HMS Holcombe IWM.jpg
HMS Holcombe
History
United Kingdom
Name: HMS Holcombe
Ordered: 23 August 1940
Builder: Alexander Stephen and Sons, Glasgow
Yard number: J1489
Laid down: 3 April 1941
Launched: 14 April 1942
Commissioned: 16 September 1942
Identification: pennant number: L56
Fate: Torpedoed and sunk by U-593 on 12 December 1943 off the Algerian coast.
General characteristics
Type: Type III Hunt-class destroyer
Displacement:
  • 1,050 long tons (1,070 t) standard
  • 1,435 long tons (1,458 t) full load
Length: 85.3 m (279 ft 10 in) o/a
Beam: 10.16 m (33 ft 4 in)
Draught: 3.51 m (11 ft 6 in)
Propulsion:
Speed:
  • 27 knots (50 km/h; 31 mph)
  • 25.5 knots (47.2 km/h; 29.3 mph) full
Range: 2,350 nmi (4,350 km) at 20 kn (37 km/h)
Complement: 168
Armament:

HMS Holcombe was a Type III Hunt-class destroyer of the Royal Navy. She was named after the Holcombe Hunt in Lancashire. She was the first and thus far only ship of the Royal Navy named HMS Holcombe.

Built on the Clyde by Alexander Stephen and Sons, she was laid down on 3 April 1941, launched on 14 April 1942 and commissioned on 16 September 1942.[1]

Service History

Holcombe was allocated to the Mediterranean Fleet in October 1942 but only arrived at Gibraltar on 1 February 1943 after first escorting convoy WS24 to Freetown and then being retained there as a convoy escort.
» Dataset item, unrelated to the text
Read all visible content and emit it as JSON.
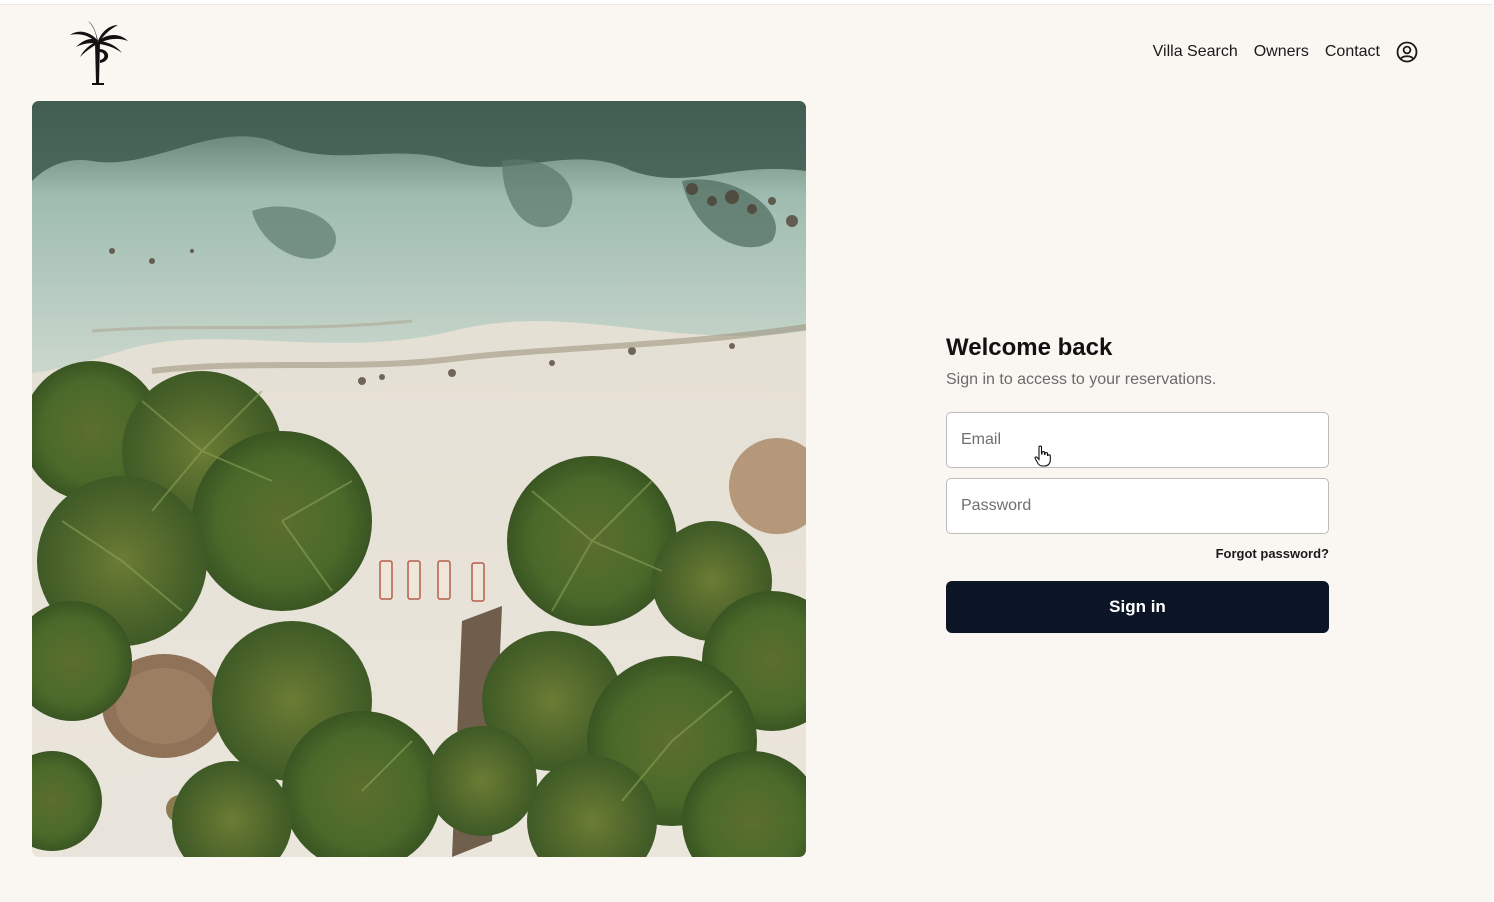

Once in the Mediterranean she was used on escort duties initially based at Gibraltar and subsequently at Algiers and then Malta. She was involved in escorting the invasion fleet for Operation Husky.

Loss

Whilst escorting convoy KMS34 on 12 December 1943 her sister ship HMS Tynedale was torpedoed and sunk off Jijel, Algeria, by U-593 commanded by Kptlt. Gerd Kelbling. The other escorts commenced to search for the submarine but U-593 managed to torpedo Holcombe during the hunt. Holcombe sank rapidly with the loss of 81 men. U-593 was sunk after being depth charged by two other escorts of KMS34, USS Wainwright and HMS Calpe, off Bougie, Algeria, in position 37°38′N 05°58′E / 37.633°N 5.967°E / 37.633; 5.967 on the following day. There were no casualties.

References

  1. ^ English, John (1987). The Hunts: a history of the design, development and careers of the 86 destroyers of this class built for the Royal and Allied Navies during World War II. Cumbria: World Ship Society. ISBN 0-905617-44-4.

Publications

  • Colledge, J. J.; Warlow, Ben (2006) [1969]. Ships of the Royal Navy: The Complete Record of all Fighting Ships of the Royal Navy (Rev. ed.). London: Chatham Publishing. ISBN 978-1-86176-281-8. OCLC 67375475.
  • English, John (1987). The Hunts: a history of the design, development and careers of the 86 destroyers of this class built for the Royal and Allied Navies during World War II. England: World Ship Society. ISBN 0-905617-44-4.


Coordinates: 35°55′N 1°50′W / 35.917°N 1.833°W / 35.917; -1.833